Have you ever moved to a new school, job, or city where you didn’t know many people?
Did you feel lonely and a bit lost? Didn't know where to start in order to meet people?
Well, me too! But fear not, there are numerous ways to make new friends.
It’s not easy putting yourself out there and oftentimes you want to back out before you’ve even started.
When you decide to ignore that negative voice you'll be glad you did!
Widen the net
For whatever reason, chances are that at some point in life, you’ve had to widen your social circle and this is no mean feat.
Making new friends is a bit like dating. You have to be prepared to invest time and effort into seeking out new friendships. Some might be short-lived, and others you might want to pursue a bit more.
When I moved to a new city for a job, I didn't want to run the risk of only having friends as colleagues.
Branching out is healthy and good for the mind and soul!
Friends for this and friends for that
Not every friend you meet will be in your life for years and years to come. Quite often I've found that I have friends for different seasons in life.
Forever friends: the ones you deeply care about and call upon to share personal things in your life. You trust them explicitly and have a deep bond.
Funtime friends: the ones you go to for a good time, you enjoy their company and vice versa. They make you feel good and being their friend is easy.
For-a-while friends: the ones that come and go, sometimes due to a transient lifestyle or shifting values. You enjoyed the friendship for that moment in time but you drifted apart.
Old friends are more important than new friends.
Putting yourself out there
Take up a new hobby
Friendships are often built on connection. I loved playing netball at school so I decided to join a local netball team. Great for getting those endorphins pumping and I met a fun bunch of people at the same time!
Other examples of hobbies include:
Hiking or running club
Choir or music club
Dog walk meetups
Check out Meetup for a whole host of networking events in your area.
Join a class or group
Friendships are often formed by sharing your passions together. I've always loved to read and when an opportunity came up to co-host the Girl Gone International Book Club, I jumped at the chance!
Other examples of classes include:
Learning a language
Friendships are shaped by understanding each other's values. There's nothing better than filling someone else's bucket at the same time as filling your own!

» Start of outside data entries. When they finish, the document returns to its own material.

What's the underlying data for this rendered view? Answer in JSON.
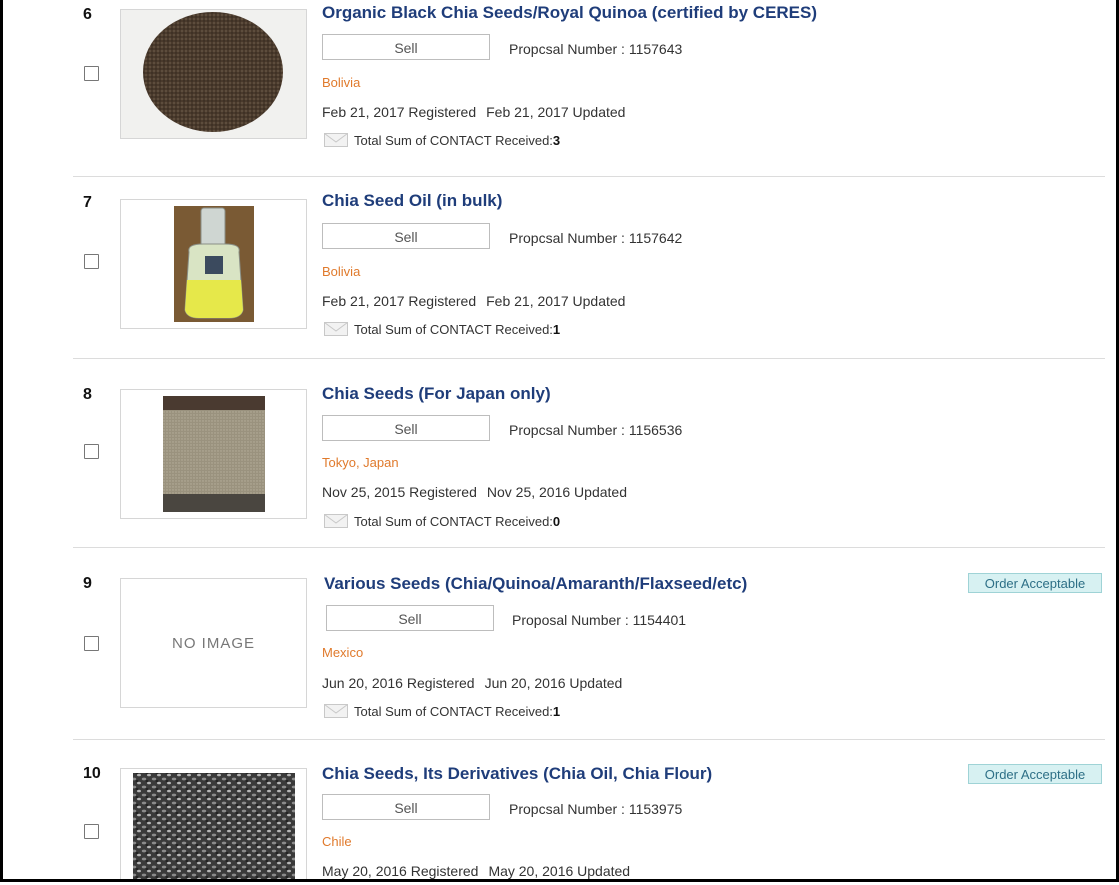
{
  "listings": [
    {
      "number": "6",
      "title": "Organic Black Chia Seeds/Royal Quinoa (certified by CERES)",
      "sell_label": "Sell",
      "proposal_label": "Propcsal Number : ",
      "proposal_number": "1157643",
      "location": "Bolivia",
      "registered": "Feb 21, 2017 Registered",
      "updated": "Feb 21, 2017 Updated",
      "contact_label": "Total Sum of CONTACT Received:",
      "contact_count": "3",
      "image": "black-chia-seeds-image"
    },
    {
      "number": "7",
      "title": "Chia Seed Oil (in bulk)",
      "sell_label": "Sell",
      "proposal_label": "Propcsal Number : ",
      "proposal_number": "1157642",
      "location": "Bolivia",
      "registered": "Feb 21, 2017 Registered",
      "updated": "Feb 21, 2017 Updated",
      "contact_label": "Total Sum of CONTACT Received:",
      "contact_count": "1",
      "image": "chia-oil-bottle-image"
    },
    {
      "number": "8",
      "title": "Chia Seeds (For Japan only)",
      "sell_label": "Sell",
      "proposal_label": "Propcsal Number : ",
      "proposal_number": "1156536",
      "location": "Tokyo, Japan",
      "registered": "Nov 25, 2015 Registered",
      "updated": "Nov 25, 2016 Updated",
      "contact_label": "Total Sum of CONTACT Received:",
      "contact_count": "0",
      "image": "chia-seeds-tray-image"
    },
    {
      "number": "9",
      "title": "Various Seeds (Chia/Quinoa/Amaranth/Flaxseed/etc)",
      "badge": "Order Acceptable",
      "sell_label": "Sell",
      "proposal_label": "Proposal Number : ",
      "proposal_number": "1154401",
      "location": "Mexico",
      "registered": "Jun 20, 2016 Registered",
      "updated": "Jun 20, 2016 Updated",
      "contact_label": "Total Sum of CONTACT Received:",
      "contact_count": "1",
      "no_image_text": "NO IMAGE"
    },
    {
      "number": "10",
      "title": "Chia Seeds, Its Derivatives (Chia Oil, Chia Flour)",
      "badge": "Order Acceptable",
      "sell_label": "Sell",
      "proposal_label": "Propcsal Number : ",
      "proposal_number": "1153975",
      "location": "Chile",
      "registered": "May 20, 2016 Registered",
      "updated": "May 20, 2016 Updated",
      "image": "chia-seeds-closeup-image"
    }
  ],
  "colors": {
    "title": "#1f3d7a",
    "location": "#e07a2c",
    "badge_bg": "#d7f1f2",
    "badge_text": "#2d6f86"
  }
}
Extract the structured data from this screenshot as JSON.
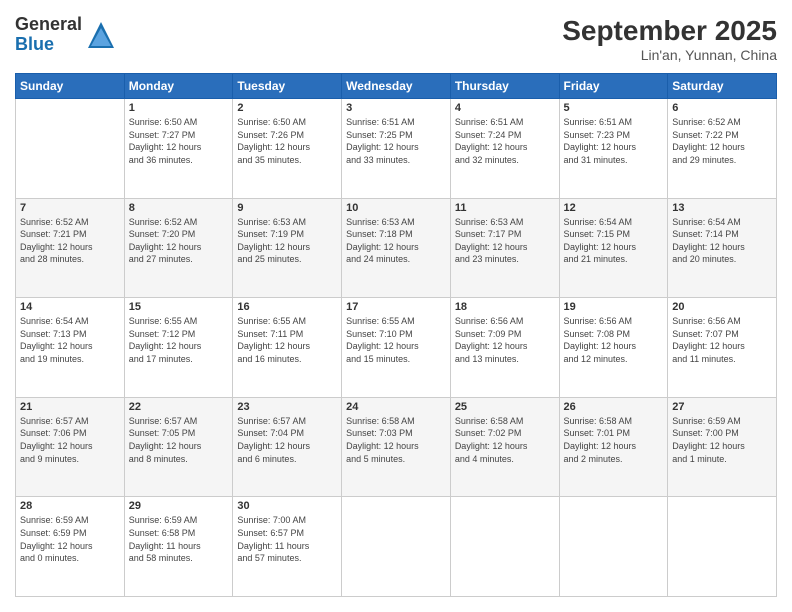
{
  "logo": {
    "general": "General",
    "blue": "Blue"
  },
  "header": {
    "month": "September 2025",
    "location": "Lin'an, Yunnan, China"
  },
  "days_of_week": [
    "Sunday",
    "Monday",
    "Tuesday",
    "Wednesday",
    "Thursday",
    "Friday",
    "Saturday"
  ],
  "weeks": [
    [
      {
        "day": "",
        "info": ""
      },
      {
        "day": "1",
        "info": "Sunrise: 6:50 AM\nSunset: 7:27 PM\nDaylight: 12 hours\nand 36 minutes."
      },
      {
        "day": "2",
        "info": "Sunrise: 6:50 AM\nSunset: 7:26 PM\nDaylight: 12 hours\nand 35 minutes."
      },
      {
        "day": "3",
        "info": "Sunrise: 6:51 AM\nSunset: 7:25 PM\nDaylight: 12 hours\nand 33 minutes."
      },
      {
        "day": "4",
        "info": "Sunrise: 6:51 AM\nSunset: 7:24 PM\nDaylight: 12 hours\nand 32 minutes."
      },
      {
        "day": "5",
        "info": "Sunrise: 6:51 AM\nSunset: 7:23 PM\nDaylight: 12 hours\nand 31 minutes."
      },
      {
        "day": "6",
        "info": "Sunrise: 6:52 AM\nSunset: 7:22 PM\nDaylight: 12 hours\nand 29 minutes."
      }
    ],
    [
      {
        "day": "7",
        "info": "Sunrise: 6:52 AM\nSunset: 7:21 PM\nDaylight: 12 hours\nand 28 minutes."
      },
      {
        "day": "8",
        "info": "Sunrise: 6:52 AM\nSunset: 7:20 PM\nDaylight: 12 hours\nand 27 minutes."
      },
      {
        "day": "9",
        "info": "Sunrise: 6:53 AM\nSunset: 7:19 PM\nDaylight: 12 hours\nand 25 minutes."
      },
      {
        "day": "10",
        "info": "Sunrise: 6:53 AM\nSunset: 7:18 PM\nDaylight: 12 hours\nand 24 minutes."
      },
      {
        "day": "11",
        "info": "Sunrise: 6:53 AM\nSunset: 7:17 PM\nDaylight: 12 hours\nand 23 minutes."
      },
      {
        "day": "12",
        "info": "Sunrise: 6:54 AM\nSunset: 7:15 PM\nDaylight: 12 hours\nand 21 minutes."
      },
      {
        "day": "13",
        "info": "Sunrise: 6:54 AM\nSunset: 7:14 PM\nDaylight: 12 hours\nand 20 minutes."
      }
    ],
    [
      {
        "day": "14",
        "info": "Sunrise: 6:54 AM\nSunset: 7:13 PM\nDaylight: 12 hours\nand 19 minutes."
      },
      {
        "day": "15",
        "info": "Sunrise: 6:55 AM\nSunset: 7:12 PM\nDaylight: 12 hours\nand 17 minutes."
      },
      {
        "day": "16",
        "info": "Sunrise: 6:55 AM\nSunset: 7:11 PM\nDaylight: 12 hours\nand 16 minutes."
      },
      {
        "day": "17",
        "info": "Sunrise: 6:55 AM\nSunset: 7:10 PM\nDaylight: 12 hours\nand 15 minutes."
      },
      {
        "day": "18",
        "info": "Sunrise: 6:56 AM\nSunset: 7:09 PM\nDaylight: 12 hours\nand 13 minutes."
      },
      {
        "day": "19",
        "info": "Sunrise: 6:56 AM\nSunset: 7:08 PM\nDaylight: 12 hours\nand 12 minutes."
      },
      {
        "day": "20",
        "info": "Sunrise: 6:56 AM\nSunset: 7:07 PM\nDaylight: 12 hours\nand 11 minutes."
      }
    ],
    [
      {
        "day": "21",
        "info": "Sunrise: 6:57 AM\nSunset: 7:06 PM\nDaylight: 12 hours\nand 9 minutes."
      },
      {
        "day": "22",
        "info": "Sunrise: 6:57 AM\nSunset: 7:05 PM\nDaylight: 12 hours\nand 8 minutes."
      },
      {
        "day": "23",
        "info": "Sunrise: 6:57 AM\nSunset: 7:04 PM\nDaylight: 12 hours\nand 6 minutes."
      },
      {
        "day": "24",
        "info": "Sunrise: 6:58 AM\nSunset: 7:03 PM\nDaylight: 12 hours\nand 5 minutes."
      },
      {
        "day": "25",
        "info": "Sunrise: 6:58 AM\nSunset: 7:02 PM\nDaylight: 12 hours\nand 4 minutes."
      },
      {
        "day": "26",
        "info": "Sunrise: 6:58 AM\nSunset: 7:01 PM\nDaylight: 12 hours\nand 2 minutes."
      },
      {
        "day": "27",
        "info": "Sunrise: 6:59 AM\nSunset: 7:00 PM\nDaylight: 12 hours\nand 1 minute."
      }
    ],
    [
      {
        "day": "28",
        "info": "Sunrise: 6:59 AM\nSunset: 6:59 PM\nDaylight: 12 hours\nand 0 minutes."
      },
      {
        "day": "29",
        "info": "Sunrise: 6:59 AM\nSunset: 6:58 PM\nDaylight: 11 hours\nand 58 minutes."
      },
      {
        "day": "30",
        "info": "Sunrise: 7:00 AM\nSunset: 6:57 PM\nDaylight: 11 hours\nand 57 minutes."
      },
      {
        "day": "",
        "info": ""
      },
      {
        "day": "",
        "info": ""
      },
      {
        "day": "",
        "info": ""
      },
      {
        "day": "",
        "info": ""
      }
    ]
  ]
}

I've volunteered with local food banks, tutored refugee students, and attended kindness walks for the homeless — all run by local charities.
Other examples of volunteering include:
Helping the sick or elderly
An extensive list of volunteering examples can be found here. Also, check out this great Byte on how to make a volunteering plan.
Be prepared to move out of your comfort zone.
I've met friends much older and younger than me in completely different fields who are such valuable additions to my life now.
Say yes to new adventures.
One of the first people I met in a new city said "just say yes to everything" and following this advice has led me down some beautiful paths since.
Make an effort to reach out.
This is often the hardest part, but what’s the worst that can happen? If they decide not to reply to your message, then they obviously aren't worth your time anyway.
Be natural, friendly, and most importantly, yourself! You may not "click" with some people and that's ok. We aren't programmed to connect with every single person we meet.
You've connected with a new friend and exchanged phone numbers, but haven't heard from them yet. What's the best message to send them?
Meeting new friends isn't a walk in the park. It requires time, energy, and commitment but it's certainly worth it.
Remember these pointers to help with meeting new friends in the future: